In 2014 while still studying, the two friends continued making music. People loved them, they became popular around Cape Town. They started getting bookings for shows, which was great for exposure, but not for the bank. “This other guy just said, ‘Thanks for coming and performing at my event,’ and gave us a R50 for transport,” Afeletsi recalls with a chuckle.

Getting discovered and flying to Jozi

Performing at the taxi rank wasn’t always applause and change. Some taxi drivers would chase them away, complaining they were making noise. Their voices and guitar also had to compete with loud music played by taxi drivers at the rank, as they had no mics.
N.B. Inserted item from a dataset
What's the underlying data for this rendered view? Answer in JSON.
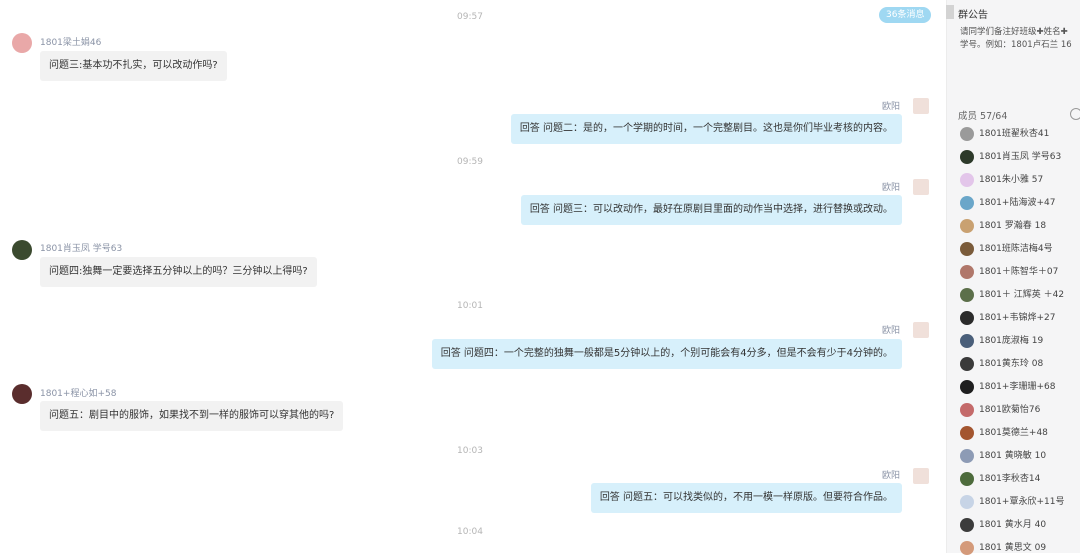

In November last year, while performing at the rank, they were spotted by a guy called Lionel Jamela who became their manager. In January 2016, they flew to Jozi to record “Ngeliny’ilanga”.

Soul Kulture recently performed at Moretele Park Tribute Concert in Mamelodi, Tshwane alongside such greats as Hugh Masekela, Don Laka, Letta Mbulu, Mafikizolo, Zonke, Nathi, Vusi Nova, Emtee and Cassper Nyovest. “We walked to the stage, and the crowd was quiet,” says Afeletsi. When the MC introduced us people weren’t that excited. But as soon as we started singing ‘Ngeliny’ ilanga’ the whole crowd started screaming. I was shocked. But I told myself to stay calm and continue singing.”

Afeletsi and Msekeli are still normal kids, doing Grade 11 at Usasazo High School in Khayelitsha. Their music hasn’t interfered with their education. “At school we do well,” says Msekeli with a chuckle, “other than being called celebrities recently by our peers. But we don’t see ourselves as such yet, we still trying to get there.”

Watch a video of Soul Kulture performing “Ngeliny’ilanga” below:

https://www.youtube.com/watch?v=jE9tCpOkVkA&feature=youtu.be

Soul Kulture’s debut album Ngeliny’ilanga is out now. Keep up with them through their Facebook page.

Photography and videography by Onele Liwani